A recently published study concluded that Ötzi’s mitochondrial DNA (mtDNA), which came directly from the mother, is absent or rare in present-day populations.
The mtDNA belongs to a novel lineage of haplogroup K1, scientifically known as K1f, not found in extent populations. K1f was compared with 1,007 mtDNA that pointed to the same conclusion, extinction.
The study explained that the maternal lineage did not grow demographically. The population could have been originated and extinct in the eastern Italian Alps, the researchers wrote in Scientific Reports.
“It was relatively easy to analyze and — along with the Y chromosome — allows us to go back in time, telling us about the genetic history of an individual. Despite this, the genetic relationship between the Iceman’s maternal lineage and lineages found in modern populations was not yet clear,” said Valentina Coia, a biologist at the European Academy of Bolzano/Bozen (EURAC).

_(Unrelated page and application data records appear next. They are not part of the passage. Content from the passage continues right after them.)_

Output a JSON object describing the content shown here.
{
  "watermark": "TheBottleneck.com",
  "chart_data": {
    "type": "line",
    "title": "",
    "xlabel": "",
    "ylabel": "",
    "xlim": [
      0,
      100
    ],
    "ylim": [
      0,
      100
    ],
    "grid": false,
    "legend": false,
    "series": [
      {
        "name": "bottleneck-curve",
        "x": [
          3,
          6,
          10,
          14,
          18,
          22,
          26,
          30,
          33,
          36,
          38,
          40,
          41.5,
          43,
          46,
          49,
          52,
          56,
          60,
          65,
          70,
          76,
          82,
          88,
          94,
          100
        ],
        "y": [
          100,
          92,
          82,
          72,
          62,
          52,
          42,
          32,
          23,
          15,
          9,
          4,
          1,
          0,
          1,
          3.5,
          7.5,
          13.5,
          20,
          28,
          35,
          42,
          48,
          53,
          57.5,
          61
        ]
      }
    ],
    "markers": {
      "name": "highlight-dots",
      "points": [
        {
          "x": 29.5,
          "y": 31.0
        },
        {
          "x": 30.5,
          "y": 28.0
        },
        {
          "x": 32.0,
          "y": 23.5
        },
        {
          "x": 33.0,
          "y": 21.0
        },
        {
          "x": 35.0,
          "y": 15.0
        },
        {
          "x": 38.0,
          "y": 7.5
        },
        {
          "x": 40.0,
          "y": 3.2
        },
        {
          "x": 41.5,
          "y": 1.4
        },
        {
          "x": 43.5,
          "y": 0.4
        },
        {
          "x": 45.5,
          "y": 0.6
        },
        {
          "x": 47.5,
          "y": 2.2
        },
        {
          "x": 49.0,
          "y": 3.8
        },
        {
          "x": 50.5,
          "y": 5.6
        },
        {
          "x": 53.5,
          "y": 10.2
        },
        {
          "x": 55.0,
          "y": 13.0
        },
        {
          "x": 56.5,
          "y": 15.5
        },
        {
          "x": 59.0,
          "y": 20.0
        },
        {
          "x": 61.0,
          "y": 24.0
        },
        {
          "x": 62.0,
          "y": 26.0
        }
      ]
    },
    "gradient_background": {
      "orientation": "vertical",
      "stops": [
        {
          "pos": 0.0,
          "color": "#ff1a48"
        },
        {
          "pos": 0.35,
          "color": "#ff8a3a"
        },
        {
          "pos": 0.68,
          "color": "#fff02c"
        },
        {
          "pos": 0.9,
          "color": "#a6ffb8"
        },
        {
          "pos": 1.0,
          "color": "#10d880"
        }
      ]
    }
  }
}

However, the father lineage (G2a) is present in modern day Europeans, which means that he did take part in migrations that went through the Alps.

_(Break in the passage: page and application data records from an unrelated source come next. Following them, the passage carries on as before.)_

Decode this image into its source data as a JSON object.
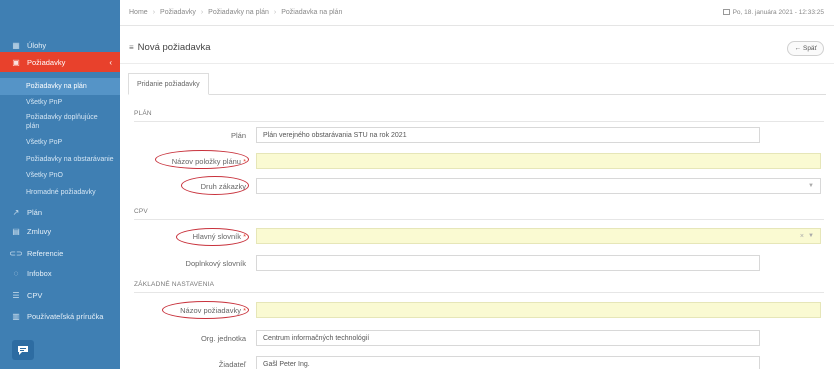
{
  "sidebar": {
    "items": [
      {
        "label": "Úlohy",
        "icon": "calendar-icon"
      },
      {
        "label": "Požiadavky",
        "icon": "cart-icon"
      },
      {
        "label": "Plán",
        "icon": "chart-icon"
      },
      {
        "label": "Zmluvy",
        "icon": "document-icon"
      },
      {
        "label": "Referencie",
        "icon": "link-icon"
      },
      {
        "label": "Infobox",
        "icon": "info-icon"
      },
      {
        "label": "CPV",
        "icon": "list-icon"
      },
      {
        "label": "Používateľská príručka",
        "icon": "book-icon"
      }
    ],
    "subitems": [
      {
        "label": "Požiadavky na plán"
      },
      {
        "label": "Všetky PnP"
      },
      {
        "label": "Požiadavky doplňujúce plán"
      },
      {
        "label": "Všetky PoP"
      },
      {
        "label": "Požiadavky na obstarávanie"
      },
      {
        "label": "Všetky PnO"
      },
      {
        "label": "Hromadné požiadavky"
      }
    ]
  },
  "header": {
    "breadcrumb": [
      "Home",
      "Požiadavky",
      "Požiadavky na plán",
      "Požiadavka na plán"
    ],
    "datetime": "Po, 18. januára 2021 - 12:33:25"
  },
  "page": {
    "title": "Nová požiadavka",
    "back_label": "Späť",
    "tab_label": "Pridanie požiadavky"
  },
  "form": {
    "section_plan": "PLÁN",
    "section_cpv": "CPV",
    "section_settings": "ZÁKLADNÉ NASTAVENIA",
    "plan_label": "Plán",
    "plan_value": "Plán verejného obstarávania STU na rok 2021",
    "item_name_label": "Názov položky plánu",
    "item_name_value": "",
    "order_type_label": "Druh zákazky",
    "order_type_value": "",
    "main_dict_label": "Hlavný slovník",
    "main_dict_value": "",
    "extra_dict_label": "Doplnkový slovník",
    "extra_dict_value": "",
    "request_name_label": "Názov požiadavky",
    "request_name_value": "",
    "org_unit_label": "Org. jednotka",
    "org_unit_value": "Centrum informačných technológií",
    "applicant_label": "Žiadateľ",
    "applicant_value": "Gašl Peter Ing."
  },
  "colors": {
    "sidebar": "#3f7fb3",
    "active": "#e8412c",
    "selected_sub": "#5594c7",
    "required_field": "#fafad2",
    "annotation": "#c8323c"
  }
}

The 5,300-year-old mummy, known as Ötzi, was discovered in 1991 on the Tisenjoch Pass in the Italian part of the Ötztal Alps, near the Austrian border by a group of Germans.
Ötzi is described by the Scientifics as lactose intolerant, with a genetic predisposition for an increased risk for coronary heart disease and probably suffered from Lyme disease, as reported by Discovery News.

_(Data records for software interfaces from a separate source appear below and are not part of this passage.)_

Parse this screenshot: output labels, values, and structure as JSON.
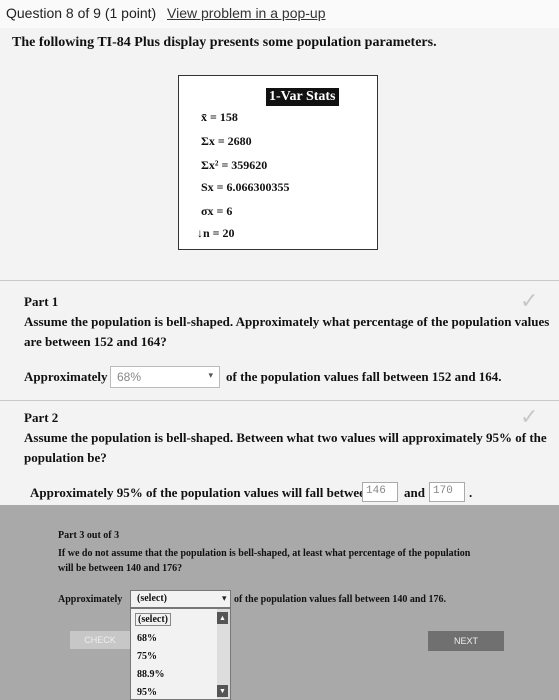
{
  "header": {
    "question_label": "Question 8 of 9 (1 point)",
    "popup_link": "View problem in a pop-up"
  },
  "intro": "The following TI-84 Plus display presents some population parameters.",
  "calc": {
    "title": "1-Var Stats",
    "lines": [
      "x̄ = 158",
      "Σx = 2680",
      "Σx² = 359620",
      "Sx = 6.066300355",
      "σx = 6",
      "↓n = 20"
    ]
  },
  "part1": {
    "heading": "Part 1",
    "question_line1": "Assume the population is bell-shaped. Approximately what percentage of the population values",
    "question_line2": "are between 152 and 164?",
    "answer_prefix": "Approximately",
    "answer_value": "68%",
    "answer_suffix": "of the population values fall between 152 and 164."
  },
  "part2": {
    "heading": "Part 2",
    "question_line1": "Assume the population is bell-shaped. Between what two values will approximately 95% of the",
    "question_line2": "population be?",
    "answer_prefix": "Approximately 95% of the population values will fall between",
    "low_value": "146",
    "and_label": "and",
    "high_value": "170",
    "period": "."
  },
  "part3": {
    "heading": "Part 3 out of 3",
    "question_line1": "If we do not assume that the population is bell-shaped, at least what percentage of the population",
    "question_line2": "will be between 140 and 176?",
    "answer_prefix": "Approximately",
    "select_value": "(select)",
    "answer_suffix": "of the population values fall between 140 and 176.",
    "options": [
      "(select)",
      "68%",
      "75%",
      "88.9%",
      "95%"
    ],
    "check_label": "CHECK",
    "next_label": "NEXT"
  }
}
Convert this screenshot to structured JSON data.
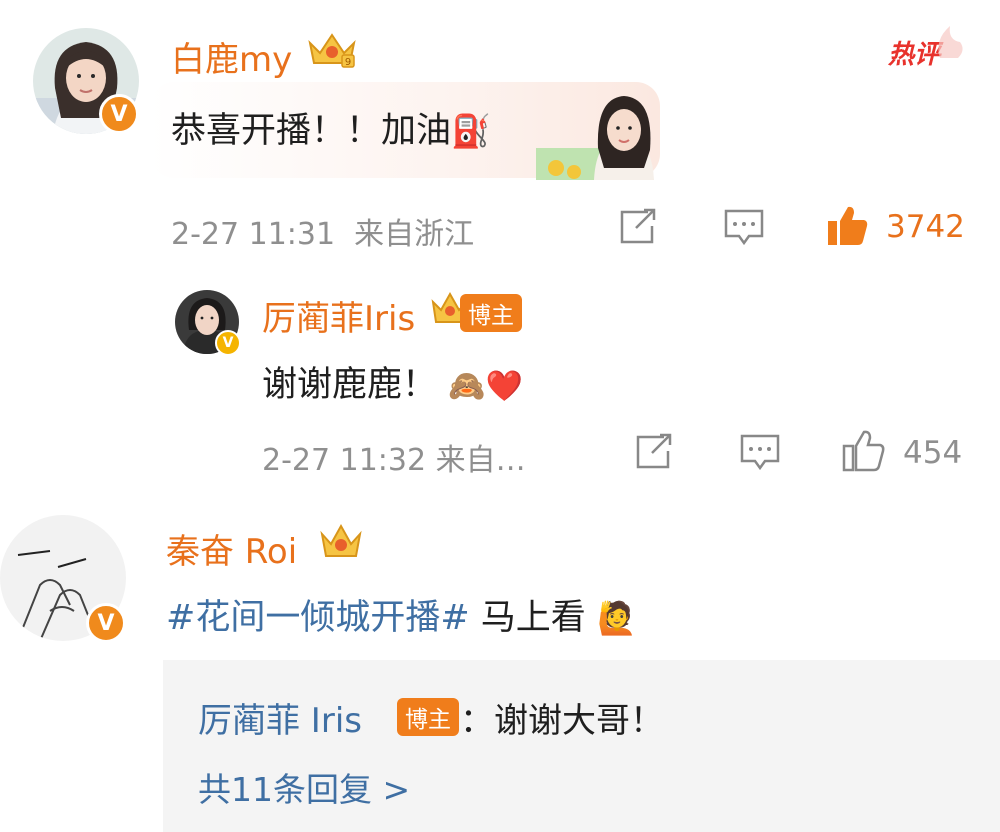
{
  "hot_label": "热评",
  "comments": [
    {
      "username": "白鹿my",
      "text": "恭喜开播！！加油",
      "text_emoji": "⛽",
      "time": "2-27 11:31",
      "location": "来自浙江",
      "likes": "3742",
      "liked": true,
      "reply": {
        "username": "厉蔺菲Iris",
        "badge": "博主",
        "text": "谢谢鹿鹿！",
        "emoji": "🙈❤️",
        "time": "2-27 11:32",
        "location": "来自…",
        "likes": "454"
      }
    },
    {
      "username": "秦奋 Roi",
      "hashtag": "#花间一倾城开播#",
      "text": "马上看",
      "emoji": "🙋",
      "subreply": {
        "username": "厉蔺菲 Iris",
        "badge": "博主",
        "separator": "：",
        "text": "谢谢大哥！"
      },
      "more_replies": "共11条回复 >"
    }
  ],
  "colors": {
    "accent": "#e8711c",
    "link": "#3f6fa3",
    "like_active": "#f07d1b",
    "meta": "#8f8f8f"
  }
}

He has been an incredible help to the scientific community. The mummy is helping to understand European migration with an enormous amount of information in his body, from bacteria to his cloth and tools.
A previous announce from the Iiceman was a discovered bacteria called Helicobacter pylori, a pathogen that produce gastritis and stomach ulcers, which apparently Ötzi suffered. The bacteria helped to understand Asian and African migration into Europe.
Source: Scientific Reports